    We don’t blame women who participate because women are raised and socialized in a system that encourages us to view ourselves as passive recipients, submissive, or even encourages us to view violence as sexuality. This socialization runs deep and begins from the time we are small children (listen to the discourse when a 5 year old boy hits a 5 year old girl, “he likes you!” “boys will be boys!”).”

  2. not your business

    i say i’m responsible for what i want to do or have done to my own body. legislating morality has never and will never improve any part of the world.

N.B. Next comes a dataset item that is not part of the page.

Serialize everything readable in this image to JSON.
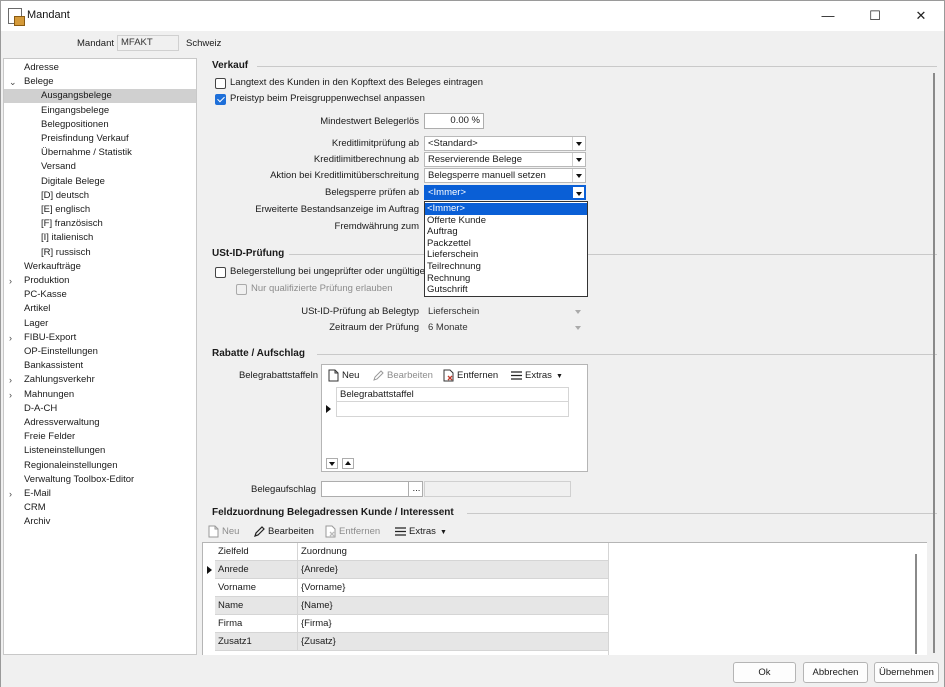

Porn/erotica is awesome, pain is really fun, and pro-lifers are the antichrist who will drag us back to backalleys and coathangers. thank you for your time.

  3. Yes, you can ‘choose’ to do whatever you like, and I can make critical points that what you are ‘choosing’ to do may be unduly influenced by women’s sub-human status under patriarchy, and just because you don’t have a gun to your head that doesn’t mean every ‘choice’ you make is good or healthy.

    “pain is really fun”

    Yeah, that sounds really healthy.

    “pro-lifers are the antichrist who will drag us back to backalleys and coathangers”

    Umm, if you’re going to post a comment to a radical feminist blog it helps to have a teeny tiny understanding of what radical feminism actually is, I have a category called ‘reproductive rights’ and link to reproductive rights websites, so it wouldn’t exactly have been an effort to work out that this isn’t an anti-abortion website.

  4. not your business

    i link-meandered here from somewhere that was, i just wanted to say that somewhere. but back to my attempt at a point. my choices are my choices, unhealthy or not, and when you start deciding what is good or bad for other people to choose, we run into issues. legislating morality does no one any good, look how prohibition worked out. I see no difference between people smoking or drinking themselves into an early grave and my chasing an endorphin high. which has involved much less actual injury since i gained an assistant. i also have him trained to cook and clean if he wants to see the floor, so our house is pretty happy. just saying.

  5. not your business

    you know what? never mind. i reread what i’ve written and it occured to me i’ve ventured into troll territory. given the vast difference between my opinion and your beliefs, i should have left well enough alone. my apologies.

  6. Do what you like, really, and realize that I’m not actually trying to stop you.

Leave a Reply

Fill in your details below or click an icon to log in:

WordPress.com Logo

You are commenting using your WordPress.com account. Log Out / Change )

Twitter picture

You are commenting using your Twitter account. Log Out / Change )

Facebook photo

You are commenting using your Facebook account. Log Out / Change )

Google+ photo

You are commenting using your Google+ account. Log Out / Change )

Connecting to %s

%d bloggers like this: